- Data in this exercise
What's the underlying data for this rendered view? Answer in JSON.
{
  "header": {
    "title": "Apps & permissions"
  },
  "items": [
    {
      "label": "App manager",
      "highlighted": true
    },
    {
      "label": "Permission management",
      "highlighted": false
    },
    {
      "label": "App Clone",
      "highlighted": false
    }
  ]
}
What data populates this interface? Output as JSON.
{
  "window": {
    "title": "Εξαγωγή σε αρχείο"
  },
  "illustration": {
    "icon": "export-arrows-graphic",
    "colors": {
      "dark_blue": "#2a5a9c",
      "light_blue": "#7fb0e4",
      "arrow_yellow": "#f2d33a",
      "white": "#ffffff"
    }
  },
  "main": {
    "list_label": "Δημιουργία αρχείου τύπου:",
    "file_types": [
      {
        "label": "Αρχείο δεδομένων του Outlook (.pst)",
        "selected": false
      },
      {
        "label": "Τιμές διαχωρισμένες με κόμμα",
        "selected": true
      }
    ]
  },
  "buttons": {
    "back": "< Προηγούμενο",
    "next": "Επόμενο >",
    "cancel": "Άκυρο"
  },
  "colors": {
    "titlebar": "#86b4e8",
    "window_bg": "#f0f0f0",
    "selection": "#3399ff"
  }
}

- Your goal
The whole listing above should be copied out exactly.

- Answer box
What's the underlying data for this rendered view? Answer in JSON.
{
  "header": {
    "title": "Apps & permissions"
  },
  "items": [
    {
      "label": "App manager",
      "highlighted": true
    },
    {
      "label": "Permission management",
      "highlighted": false
    },
    {
      "label": "App Clone",
      "highlighted": false
    }
  ]
}
What data populates this interface? Output as JSON.
{
  "window": {
    "title": "Εξαγωγή σε αρχείο"
  },
  "illustration": {
    "icon": "export-arrows-graphic",
    "colors": {
      "dark_blue": "#2a5a9c",
      "light_blue": "#7fb0e4",
      "arrow_yellow": "#f2d33a",
      "white": "#ffffff"
    }
  },
  "main": {
    "list_label": "Δημιουργία αρχείου τύπου:",
    "file_types": [
      {
        "label": "Αρχείο δεδομένων του Outlook (.pst)",
        "selected": false
      },
      {
        "label": "Τιμές διαχωρισμένες με κόμμα",
        "selected": true
      }
    ]
  },
  "buttons": {
    "back": "< Προηγούμενο",
    "next": "Επόμενο >",
    "cancel": "Άκυρο"
  },
  "colors": {
    "titlebar": "#86b4e8",
    "window_bg": "#f0f0f0",
    "selection": "#3399ff"
  }
}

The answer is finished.